The youngest of four athletic siblings, Hines has been playing hockey since he can remember.
“For me, it’s the most competitive sport that there is going,” Hines says. “I played lacrosse in high school as well and I love it, but hockey has kind of always been my true love. People who don’t play, don’t know. It’s a game that is so fast, physical, there’s so much going on.
“It’s such a team game as well. Where in some sports you have a starting lineup that generally plays most of the game, where in hockey, you have four lines that generally play the whole game together. It matters what every guy is doing, every second of the game. If one guy isn’t doing his job, it can cost you.”
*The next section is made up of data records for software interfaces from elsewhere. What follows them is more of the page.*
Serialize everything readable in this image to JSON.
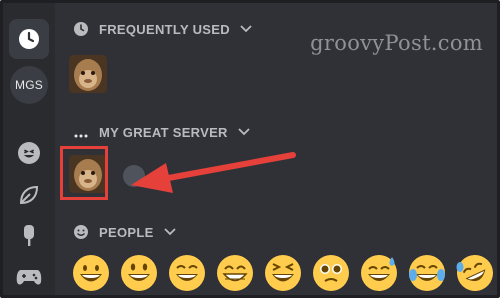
{
  "watermark": {
    "text": "groovyPost.com"
  },
  "rail": {
    "items": [
      {
        "name": "recent",
        "icon": "clock-icon"
      },
      {
        "name": "server",
        "label": "MGS"
      },
      {
        "name": "smileys",
        "icon": "smiley-icon"
      },
      {
        "name": "nature",
        "icon": "leaf-icon"
      },
      {
        "name": "food",
        "icon": "popsicle-icon"
      },
      {
        "name": "activities",
        "icon": "gamepad-icon"
      }
    ]
  },
  "sections": {
    "frequently_used": {
      "title": "FREQUENTLY USED",
      "icon": "clock-icon"
    },
    "my_great_server": {
      "title": "MY GREAT SERVER",
      "icon": "ellipsis-icon"
    },
    "people": {
      "title": "PEOPLE",
      "icon": "smiley-icon"
    }
  },
  "colors": {
    "background": "#2f3136",
    "rail": "#292b2f",
    "header_text": "#b9bbbe",
    "highlight": "#e5403a"
  },
  "emoji_people": [
    "grinning-face",
    "smiling-face-open-mouth",
    "grinning-squinting",
    "beaming-face",
    "laughing-face",
    "teary-face",
    "sweat-smile",
    "tears-of-joy",
    "rolling-laughing"
  ]
}
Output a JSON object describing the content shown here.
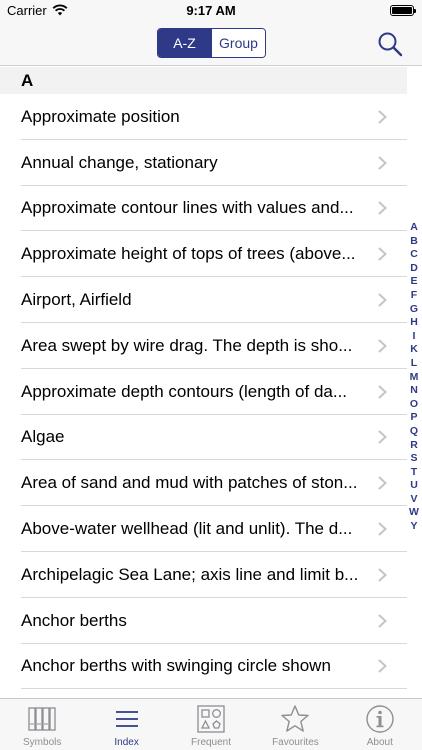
{
  "status_bar": {
    "carrier": "Carrier",
    "time": "9:17 AM"
  },
  "nav": {
    "segments": [
      {
        "label": "A-Z",
        "active": true
      },
      {
        "label": "Group",
        "active": false
      }
    ],
    "search_icon": "search-icon"
  },
  "section": {
    "title": "A"
  },
  "items": [
    {
      "label": "Approximate position"
    },
    {
      "label": "Annual change, stationary"
    },
    {
      "label": "Approximate contour lines with values and..."
    },
    {
      "label": "Approximate height of tops of trees (above..."
    },
    {
      "label": "Airport, Airfield"
    },
    {
      "label": "Area swept by wire drag.  The depth is sho..."
    },
    {
      "label": "Approximate depth contours (length of da..."
    },
    {
      "label": "Algae"
    },
    {
      "label": "Area of sand and mud with patches of ston..."
    },
    {
      "label": "Above-water wellhead (lit and unlit).  The d..."
    },
    {
      "label": "Archipelagic Sea Lane; axis line and limit b..."
    },
    {
      "label": "Anchor berths"
    },
    {
      "label": "Anchor berths with swinging circle shown"
    }
  ],
  "index_letters": [
    "A",
    "B",
    "C",
    "D",
    "E",
    "F",
    "G",
    "H",
    "I",
    "K",
    "L",
    "M",
    "N",
    "O",
    "P",
    "Q",
    "R",
    "S",
    "T",
    "U",
    "V",
    "W",
    "Y"
  ],
  "tabs": [
    {
      "label": "Symbols",
      "icon": "books-icon",
      "active": false
    },
    {
      "label": "Index",
      "icon": "list-icon",
      "active": true
    },
    {
      "label": "Frequent",
      "icon": "shapes-icon",
      "active": false
    },
    {
      "label": "Favourites",
      "icon": "star-icon",
      "active": false
    },
    {
      "label": "About",
      "icon": "info-icon",
      "active": false
    }
  ],
  "colors": {
    "accent": "#2e3a87",
    "inactive": "#8e8e93"
  }
}
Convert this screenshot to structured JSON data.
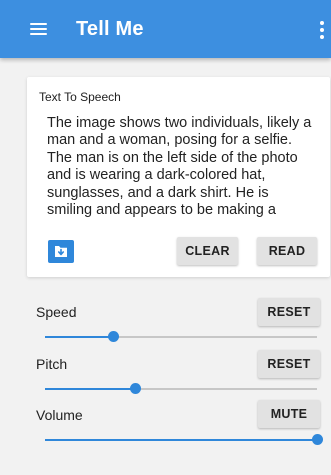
{
  "app": {
    "title": "Tell Me",
    "accent_color": "#3d8fe0",
    "menu_icon": "hamburger-menu-icon",
    "overflow_icon": "more-vertical-icon"
  },
  "tts_card": {
    "label": "Text To Speech",
    "text": "The image shows two individuals, likely a man and a woman, posing for a selfie. The man is on the left side of the photo and is wearing a dark-colored hat, sunglasses, and a dark shirt. He is smiling and appears to be making a",
    "save_icon": "download-folder-icon",
    "clear_label": "CLEAR",
    "read_label": "READ"
  },
  "controls": {
    "speed": {
      "label": "Speed",
      "button_label": "RESET",
      "value": 0.25
    },
    "pitch": {
      "label": "Pitch",
      "button_label": "RESET",
      "value": 0.33
    },
    "volume": {
      "label": "Volume",
      "button_label": "MUTE",
      "value": 1.0
    }
  }
}
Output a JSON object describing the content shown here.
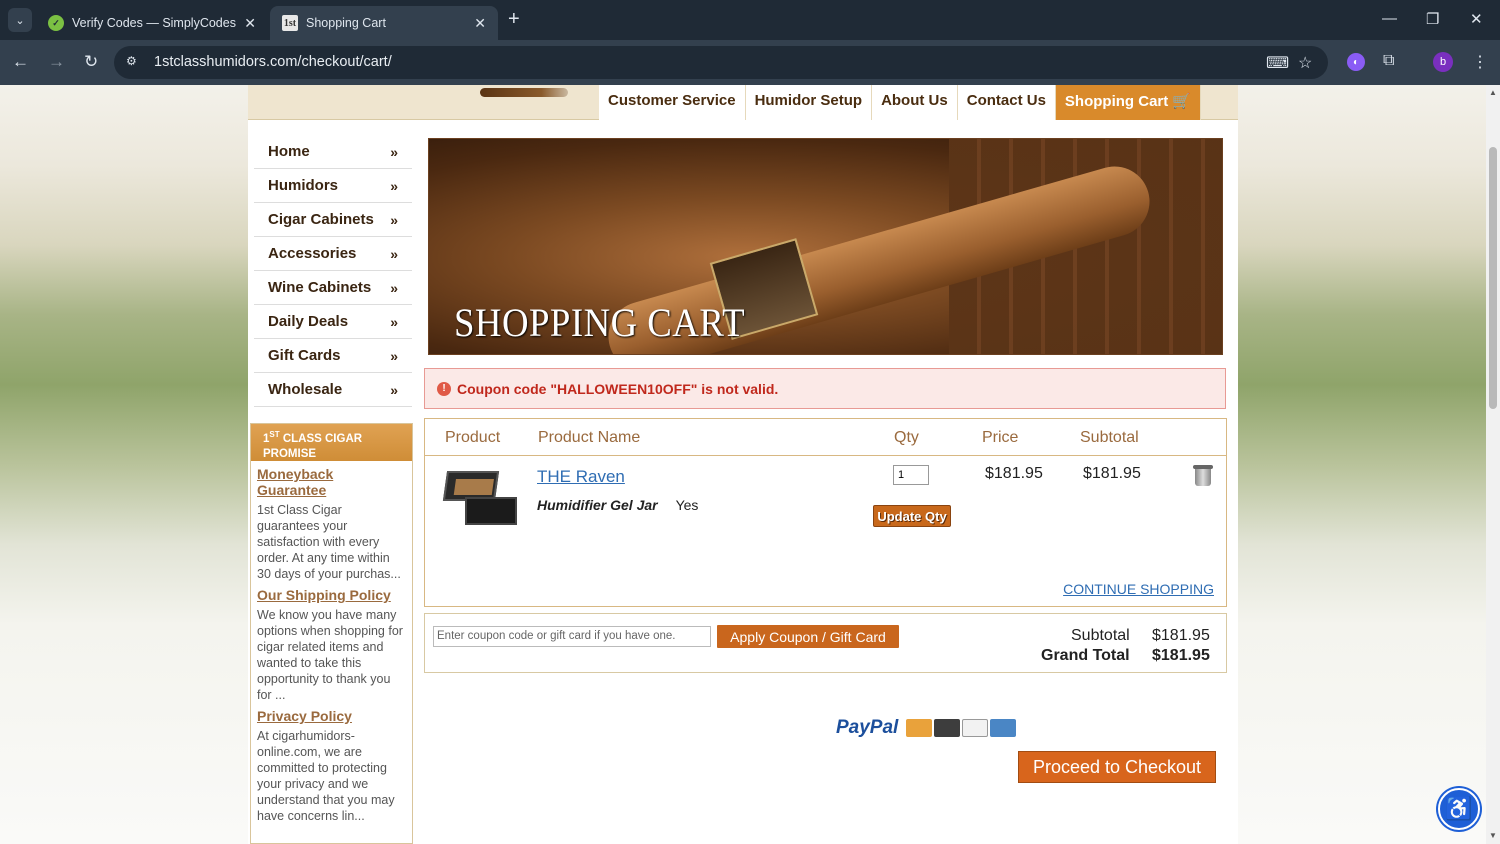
{
  "browser": {
    "tabs": [
      {
        "title": "Verify Codes — SimplyCodes",
        "icon": "simplycodes-favicon"
      },
      {
        "title": "Shopping Cart",
        "icon": "1st-favicon"
      }
    ],
    "url": "1stclasshumidors.com/checkout/cart/",
    "profile_initial": "b"
  },
  "topnav": [
    {
      "label": "Customer Service"
    },
    {
      "label": "Humidor Setup"
    },
    {
      "label": "About Us"
    },
    {
      "label": "Contact Us"
    },
    {
      "label": "Shopping Cart"
    }
  ],
  "sidebar": {
    "items": [
      {
        "label": "Home"
      },
      {
        "label": "Humidors"
      },
      {
        "label": "Cigar Cabinets"
      },
      {
        "label": "Accessories"
      },
      {
        "label": "Wine Cabinets"
      },
      {
        "label": "Daily Deals"
      },
      {
        "label": "Gift Cards"
      },
      {
        "label": "Wholesale"
      }
    ],
    "arrow": "»"
  },
  "promo": {
    "heading_prefix": "1",
    "heading_sup": "ST",
    "heading_rest": " CLASS CIGAR PROMISE",
    "sections": [
      {
        "title": "Moneyback Guarantee",
        "text": "1st Class Cigar guarantees your satisfaction with every order.  At any time within 30 days of your purchas..."
      },
      {
        "title": "Our Shipping Policy",
        "text": "We know you have many options when shopping for cigar related items and wanted to take this opportunity to thank you for ..."
      },
      {
        "title": "Privacy Policy",
        "text": "At cigarhumidors-online.com, we are committed to protecting your privacy and we understand that you may have concerns lin..."
      }
    ]
  },
  "banner": {
    "title": "SHOPPING CART"
  },
  "error": {
    "message": "Coupon code \"HALLOWEEN10OFF\" is not valid."
  },
  "cart": {
    "headers": {
      "product": "Product",
      "name": "Product Name",
      "qty": "Qty",
      "price": "Price",
      "subtotal": "Subtotal"
    },
    "item": {
      "name": "THE Raven",
      "option_label": "Humidifier Gel Jar",
      "option_value": "Yes",
      "qty": "1",
      "price": "$181.95",
      "subtotal": "$181.95"
    },
    "update_label": "Update Qty",
    "continue_label": "CONTINUE SHOPPING"
  },
  "totals": {
    "coupon_placeholder": "Enter coupon code or gift card if you have one.",
    "apply_label": "Apply Coupon / Gift Card",
    "subtotal_label": "Subtotal",
    "subtotal_value": "$181.95",
    "grand_label": "Grand Total",
    "grand_value": "$181.95"
  },
  "payment": {
    "paypal": "PayPal"
  },
  "checkout_label": "Proceed to Checkout",
  "colors": {
    "accent": "#d98a2b",
    "error": "#c0281c",
    "link": "#2f6db3"
  }
}
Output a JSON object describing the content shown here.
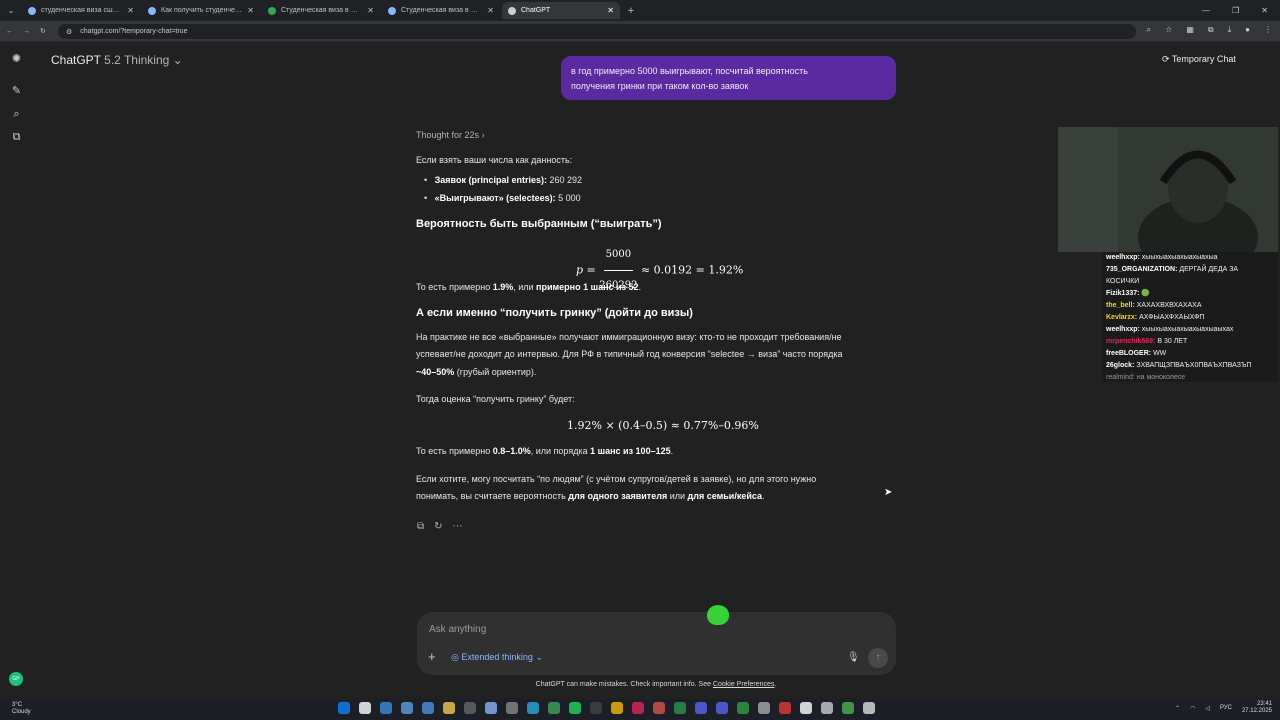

Hockey has been good to Hines, opening the door to Babson to study finance, which in turn, opened the door to his internship at FTI, which has led to a job when he graduates. But his time on the ice will be over soon and that is something he’s not quite sure how to take.
“It’s hard, because the sport has meant so much to me in my life,” says Hines. “It’s been a part of me for like 17, 18 years. I’ve always been playing. I tried to not let it sink in yet that this is all coming to an end. Because it’s certainly going to be weird this summer, not having a workout regimen. Not having a training program to be following all summer. When I can sit and think about it, I’ll definitely get a little bit choked up.”
Rice will miss Hines too, saying that he is the kind of young man a father would like his son to grow up to be like.